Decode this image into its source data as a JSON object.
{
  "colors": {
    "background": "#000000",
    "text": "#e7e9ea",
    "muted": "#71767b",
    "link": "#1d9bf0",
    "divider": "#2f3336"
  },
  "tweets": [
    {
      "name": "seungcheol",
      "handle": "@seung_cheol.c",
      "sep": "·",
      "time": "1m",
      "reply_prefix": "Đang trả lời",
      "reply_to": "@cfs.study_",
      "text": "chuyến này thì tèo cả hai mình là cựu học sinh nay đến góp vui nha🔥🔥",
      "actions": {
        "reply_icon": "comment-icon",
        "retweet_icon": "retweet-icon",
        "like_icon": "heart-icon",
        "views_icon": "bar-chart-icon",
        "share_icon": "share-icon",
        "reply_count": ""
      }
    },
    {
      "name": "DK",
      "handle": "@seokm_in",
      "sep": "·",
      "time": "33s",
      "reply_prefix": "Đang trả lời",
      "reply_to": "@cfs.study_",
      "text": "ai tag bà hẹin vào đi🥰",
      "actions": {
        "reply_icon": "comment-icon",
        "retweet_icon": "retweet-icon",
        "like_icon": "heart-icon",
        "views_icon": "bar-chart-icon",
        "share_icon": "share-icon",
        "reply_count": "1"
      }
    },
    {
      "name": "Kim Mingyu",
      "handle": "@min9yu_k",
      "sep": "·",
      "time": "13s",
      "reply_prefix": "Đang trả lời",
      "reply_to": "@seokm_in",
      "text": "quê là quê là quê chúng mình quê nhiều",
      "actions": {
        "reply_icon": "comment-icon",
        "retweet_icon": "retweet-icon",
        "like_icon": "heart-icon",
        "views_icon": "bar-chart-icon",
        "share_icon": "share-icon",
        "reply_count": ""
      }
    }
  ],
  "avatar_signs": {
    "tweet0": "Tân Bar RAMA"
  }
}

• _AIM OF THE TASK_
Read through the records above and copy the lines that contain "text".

• _OUTPUT OF THE TASK_
    "text": "#e7e9ea",
      "text": "chuyến này thì tèo cả hai mình là cựu học sinh nay đến góp vui nha🔥🔥",
      "text": "ai tag bà hẹin vào đi🥰",
      "text": "quê là quê là quê chúng mình quê nhiều",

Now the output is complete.